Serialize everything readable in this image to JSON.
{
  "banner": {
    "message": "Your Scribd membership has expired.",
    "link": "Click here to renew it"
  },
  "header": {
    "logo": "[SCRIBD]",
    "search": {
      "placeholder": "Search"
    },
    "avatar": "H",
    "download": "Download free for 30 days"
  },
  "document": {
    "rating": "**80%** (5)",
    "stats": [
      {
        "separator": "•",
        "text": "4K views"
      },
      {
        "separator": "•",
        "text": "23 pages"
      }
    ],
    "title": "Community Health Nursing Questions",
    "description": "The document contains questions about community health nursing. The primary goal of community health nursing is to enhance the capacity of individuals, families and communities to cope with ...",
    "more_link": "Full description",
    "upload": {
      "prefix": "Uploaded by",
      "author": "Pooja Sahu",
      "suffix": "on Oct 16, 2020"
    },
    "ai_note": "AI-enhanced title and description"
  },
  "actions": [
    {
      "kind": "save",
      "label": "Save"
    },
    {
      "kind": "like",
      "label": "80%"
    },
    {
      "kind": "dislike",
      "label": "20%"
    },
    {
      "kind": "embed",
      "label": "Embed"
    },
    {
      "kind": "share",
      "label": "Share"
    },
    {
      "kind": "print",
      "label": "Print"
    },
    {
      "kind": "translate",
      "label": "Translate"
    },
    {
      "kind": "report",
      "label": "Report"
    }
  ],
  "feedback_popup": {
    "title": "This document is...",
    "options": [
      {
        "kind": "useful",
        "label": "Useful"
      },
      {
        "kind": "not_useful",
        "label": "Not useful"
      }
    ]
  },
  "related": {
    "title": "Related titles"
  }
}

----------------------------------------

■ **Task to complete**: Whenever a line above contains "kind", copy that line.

■ **Finished exercise**:
      "kind": "save",
      "kind": "like",
      "kind": "dislike",
      "kind": "embed",
      "kind": "share",
      "kind": "print",
      "kind": "translate",
      "kind": "report",
        "kind": "useful",
        "kind": "not_useful",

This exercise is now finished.